Sometimes you know you’re being manipulated from the start, and sometimes you don’t care. This is almost more poetry than prose, a gorgeous literary exercise in epistolary time travel enemies-to-lovers romance. Do not burn before reading.
The Calculating Stars – Mary Robinette Kowal
I fell head over heels for this uncompromising re-imagining of the space race. Scientists, engineers, pilots and mathematicians must work together to find a way to get humanity off-planet after an extinction event. If only half of them weren’t being excluded from the effort by their gender and race…
Turning Darkness Into Light – Marie Brennan
If sequels are tricky, stand-alone follow-ups to best-selling series are harder – but there’s no challenge too big for Lady Trent’s granddaughter. The politics of language, culture and history are every bit as gripping as Isabella’s globetrotting adventures, and impetuous Audrey just as adorable.
A Memory Called Empire – Arkady Martine
An accomplished debut that puts Arkady Martine firmly at the heart of my wishlist for the future. This political space opera explores notions of identity and the haunting loneliness of the expat – whilst taking ruthless potshots at cultural exceptionalism and colonial expansion. Brilliant.
Steel Frame – Andrew Skinner
I’ve done nothing but rave about this book since I put it down. Andrew Skinner ruthlessly targeted my weak points and won my heart with this unexpectedly feelings-led military space opera of giant robots punching each other. Carry me.
The Bone Ships – R J Barker
RJ finally won me over with this stunning shipboard fantasy of sea monsters and bird mages. A hapless young man comes of age under the tutelage of a ruthless captain determined to save their world from itself – one convict at a time, if necessary. Magnificent.
Honourable mentions go to all my 4-star books: they would be a compelling top ten in their own right. Particular favourites that I feel guilty for not squeezing into this list (ARGH SO MANY GOOD BOOKS) include Mughal fantasy Empire of Sand by Tasha Suri, magical space western Hunger Makes the Wolf by Alex Wells, and the unexpectedly compassionate (if still hip deep in gore) Godblind trilogy by Anna Stephens.
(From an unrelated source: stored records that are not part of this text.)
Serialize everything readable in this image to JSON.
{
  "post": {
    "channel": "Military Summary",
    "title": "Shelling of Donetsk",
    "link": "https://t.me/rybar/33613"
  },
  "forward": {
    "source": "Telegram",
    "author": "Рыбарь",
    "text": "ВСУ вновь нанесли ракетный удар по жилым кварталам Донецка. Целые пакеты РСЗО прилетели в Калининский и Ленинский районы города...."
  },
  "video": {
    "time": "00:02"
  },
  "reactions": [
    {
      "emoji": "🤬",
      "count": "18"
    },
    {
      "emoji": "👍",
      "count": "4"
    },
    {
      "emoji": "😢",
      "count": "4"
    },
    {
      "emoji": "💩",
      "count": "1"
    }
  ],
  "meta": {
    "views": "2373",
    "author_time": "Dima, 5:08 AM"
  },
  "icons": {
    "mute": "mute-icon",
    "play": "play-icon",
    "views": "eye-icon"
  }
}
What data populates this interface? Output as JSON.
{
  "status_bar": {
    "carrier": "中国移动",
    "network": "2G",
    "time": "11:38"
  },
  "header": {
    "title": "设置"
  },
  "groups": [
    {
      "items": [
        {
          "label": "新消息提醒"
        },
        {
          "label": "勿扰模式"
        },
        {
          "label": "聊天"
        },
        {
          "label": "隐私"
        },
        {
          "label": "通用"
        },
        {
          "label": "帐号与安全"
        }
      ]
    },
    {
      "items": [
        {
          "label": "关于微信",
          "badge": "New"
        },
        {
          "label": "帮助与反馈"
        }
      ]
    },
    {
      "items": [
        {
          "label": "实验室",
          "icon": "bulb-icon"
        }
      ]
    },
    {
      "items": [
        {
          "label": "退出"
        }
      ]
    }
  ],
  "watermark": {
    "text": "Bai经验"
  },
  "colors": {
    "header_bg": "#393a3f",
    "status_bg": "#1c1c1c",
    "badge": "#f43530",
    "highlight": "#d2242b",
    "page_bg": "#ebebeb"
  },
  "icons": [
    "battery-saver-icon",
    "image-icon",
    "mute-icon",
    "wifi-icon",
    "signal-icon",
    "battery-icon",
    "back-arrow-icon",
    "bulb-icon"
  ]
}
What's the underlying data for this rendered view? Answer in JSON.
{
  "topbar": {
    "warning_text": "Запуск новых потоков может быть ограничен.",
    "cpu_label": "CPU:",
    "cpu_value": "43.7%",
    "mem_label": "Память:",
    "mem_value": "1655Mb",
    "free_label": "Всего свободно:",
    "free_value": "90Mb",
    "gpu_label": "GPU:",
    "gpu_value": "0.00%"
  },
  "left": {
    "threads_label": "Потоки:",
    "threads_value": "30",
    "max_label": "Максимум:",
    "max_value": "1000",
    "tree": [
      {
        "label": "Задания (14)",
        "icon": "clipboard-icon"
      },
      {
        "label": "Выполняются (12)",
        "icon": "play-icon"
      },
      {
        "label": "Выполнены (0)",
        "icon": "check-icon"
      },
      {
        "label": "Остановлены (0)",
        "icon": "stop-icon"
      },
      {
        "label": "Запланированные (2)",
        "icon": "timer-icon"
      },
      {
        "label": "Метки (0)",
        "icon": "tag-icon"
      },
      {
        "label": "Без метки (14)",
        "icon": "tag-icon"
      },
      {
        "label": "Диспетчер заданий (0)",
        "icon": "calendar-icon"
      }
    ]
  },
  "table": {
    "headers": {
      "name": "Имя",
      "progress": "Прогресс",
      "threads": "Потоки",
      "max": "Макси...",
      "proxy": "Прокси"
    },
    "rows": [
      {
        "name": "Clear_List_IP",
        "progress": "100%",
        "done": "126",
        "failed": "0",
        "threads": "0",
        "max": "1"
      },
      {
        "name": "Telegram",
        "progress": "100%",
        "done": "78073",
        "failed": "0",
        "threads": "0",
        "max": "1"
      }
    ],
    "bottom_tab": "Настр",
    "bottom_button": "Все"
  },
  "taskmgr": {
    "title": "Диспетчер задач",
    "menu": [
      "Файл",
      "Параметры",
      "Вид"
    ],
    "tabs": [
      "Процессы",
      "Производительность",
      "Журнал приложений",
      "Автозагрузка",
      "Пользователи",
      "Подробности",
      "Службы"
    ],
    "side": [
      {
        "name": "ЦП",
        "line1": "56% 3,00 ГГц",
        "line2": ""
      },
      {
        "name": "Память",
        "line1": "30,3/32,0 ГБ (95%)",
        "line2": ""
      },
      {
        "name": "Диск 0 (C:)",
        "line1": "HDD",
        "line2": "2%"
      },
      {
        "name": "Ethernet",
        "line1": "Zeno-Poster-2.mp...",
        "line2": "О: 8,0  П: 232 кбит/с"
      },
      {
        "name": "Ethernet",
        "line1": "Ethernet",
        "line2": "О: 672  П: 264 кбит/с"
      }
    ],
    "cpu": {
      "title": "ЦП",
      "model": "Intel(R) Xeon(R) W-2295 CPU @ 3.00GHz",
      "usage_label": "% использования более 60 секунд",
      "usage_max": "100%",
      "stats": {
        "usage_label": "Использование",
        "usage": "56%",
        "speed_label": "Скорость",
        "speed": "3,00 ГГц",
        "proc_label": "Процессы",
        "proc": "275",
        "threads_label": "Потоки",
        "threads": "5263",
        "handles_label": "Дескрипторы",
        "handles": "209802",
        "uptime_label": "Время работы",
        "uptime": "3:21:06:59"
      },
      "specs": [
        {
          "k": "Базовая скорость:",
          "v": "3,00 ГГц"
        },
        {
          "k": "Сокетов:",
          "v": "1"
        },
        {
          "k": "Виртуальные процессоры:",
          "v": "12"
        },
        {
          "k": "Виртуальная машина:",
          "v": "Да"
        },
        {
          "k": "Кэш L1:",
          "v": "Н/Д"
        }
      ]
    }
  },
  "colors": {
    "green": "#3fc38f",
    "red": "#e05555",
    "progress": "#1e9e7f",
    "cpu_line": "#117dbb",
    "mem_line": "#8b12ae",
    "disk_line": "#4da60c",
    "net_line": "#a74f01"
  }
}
Dammit, Anna, I know I don’t like grimdark, but will you write me some more?
What have you enjoyed most so far this year?